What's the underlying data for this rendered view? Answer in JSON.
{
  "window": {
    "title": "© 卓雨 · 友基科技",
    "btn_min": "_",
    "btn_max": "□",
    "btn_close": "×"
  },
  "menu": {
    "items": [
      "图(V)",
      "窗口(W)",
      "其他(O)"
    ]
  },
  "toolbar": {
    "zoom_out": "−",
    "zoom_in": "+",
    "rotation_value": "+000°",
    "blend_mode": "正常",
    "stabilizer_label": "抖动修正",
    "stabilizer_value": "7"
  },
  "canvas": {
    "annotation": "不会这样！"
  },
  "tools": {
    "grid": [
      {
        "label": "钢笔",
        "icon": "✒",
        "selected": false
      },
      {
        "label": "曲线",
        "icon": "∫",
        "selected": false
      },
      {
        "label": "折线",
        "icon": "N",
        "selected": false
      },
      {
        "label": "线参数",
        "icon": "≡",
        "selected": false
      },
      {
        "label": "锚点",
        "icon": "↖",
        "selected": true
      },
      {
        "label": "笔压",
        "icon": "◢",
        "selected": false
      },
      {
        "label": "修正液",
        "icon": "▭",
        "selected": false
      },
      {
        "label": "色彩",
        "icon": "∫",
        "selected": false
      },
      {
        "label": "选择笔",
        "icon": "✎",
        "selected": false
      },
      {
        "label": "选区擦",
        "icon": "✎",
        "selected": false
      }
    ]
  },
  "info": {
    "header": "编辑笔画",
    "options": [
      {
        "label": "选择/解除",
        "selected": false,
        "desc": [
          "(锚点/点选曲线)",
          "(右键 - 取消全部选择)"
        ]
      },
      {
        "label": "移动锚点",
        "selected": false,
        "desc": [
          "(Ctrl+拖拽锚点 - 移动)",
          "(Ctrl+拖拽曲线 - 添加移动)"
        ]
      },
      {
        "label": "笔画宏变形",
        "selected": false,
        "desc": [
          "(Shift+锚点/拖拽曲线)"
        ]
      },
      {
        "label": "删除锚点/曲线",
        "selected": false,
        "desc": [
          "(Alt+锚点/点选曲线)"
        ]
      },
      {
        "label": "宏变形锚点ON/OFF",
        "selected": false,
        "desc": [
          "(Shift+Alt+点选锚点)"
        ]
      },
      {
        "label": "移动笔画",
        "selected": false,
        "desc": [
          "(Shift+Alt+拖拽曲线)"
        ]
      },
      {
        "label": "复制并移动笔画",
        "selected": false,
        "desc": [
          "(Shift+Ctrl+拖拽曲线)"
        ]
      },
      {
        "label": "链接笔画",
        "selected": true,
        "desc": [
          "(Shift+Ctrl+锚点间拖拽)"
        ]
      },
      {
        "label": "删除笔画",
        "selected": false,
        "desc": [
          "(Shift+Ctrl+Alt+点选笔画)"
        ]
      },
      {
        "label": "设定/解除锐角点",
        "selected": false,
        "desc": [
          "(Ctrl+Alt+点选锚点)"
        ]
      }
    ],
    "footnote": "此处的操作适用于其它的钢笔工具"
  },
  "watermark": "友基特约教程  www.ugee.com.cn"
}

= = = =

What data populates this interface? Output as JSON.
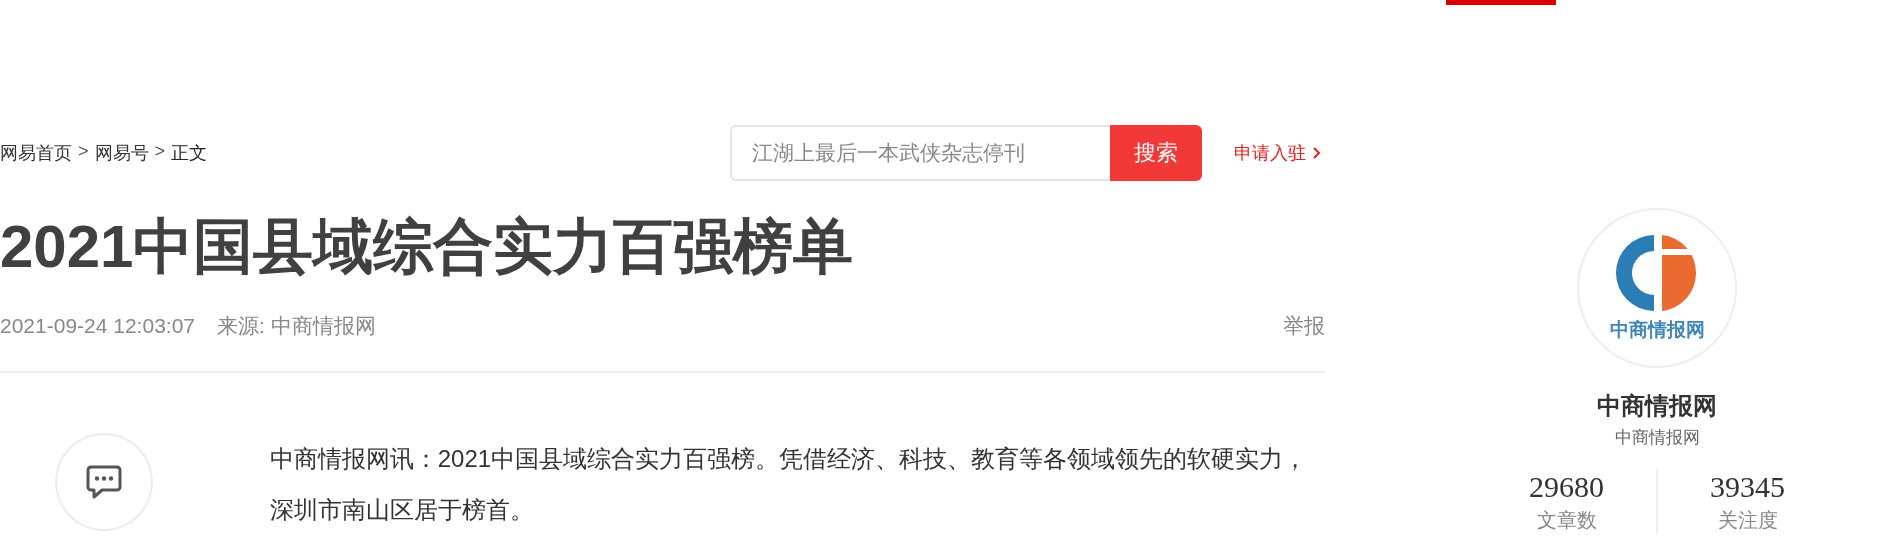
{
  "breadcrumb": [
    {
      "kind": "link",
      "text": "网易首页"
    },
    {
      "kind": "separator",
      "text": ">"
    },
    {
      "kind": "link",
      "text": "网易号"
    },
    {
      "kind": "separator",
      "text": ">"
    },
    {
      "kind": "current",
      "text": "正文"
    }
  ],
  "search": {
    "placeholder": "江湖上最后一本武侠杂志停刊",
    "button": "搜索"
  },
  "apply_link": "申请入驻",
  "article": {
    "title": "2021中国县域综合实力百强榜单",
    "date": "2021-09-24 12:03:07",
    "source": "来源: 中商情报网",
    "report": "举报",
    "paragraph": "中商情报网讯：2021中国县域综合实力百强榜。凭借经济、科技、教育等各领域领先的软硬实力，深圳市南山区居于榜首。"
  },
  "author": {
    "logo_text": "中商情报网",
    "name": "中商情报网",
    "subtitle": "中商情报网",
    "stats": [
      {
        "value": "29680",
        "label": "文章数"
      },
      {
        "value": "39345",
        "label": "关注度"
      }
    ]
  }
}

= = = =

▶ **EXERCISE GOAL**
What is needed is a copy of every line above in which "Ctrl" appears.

▶ **ANSWER BELOW**
          "(Ctrl+拖拽锚点 - 移动)",
          "(Ctrl+拖拽曲线 - 添加移动)"
          "(Shift+Ctrl+拖拽曲线)"
          "(Shift+Ctrl+锚点间拖拽)"
          "(Shift+Ctrl+Alt+点选笔画)"
          "(Ctrl+Alt+点选锚点)"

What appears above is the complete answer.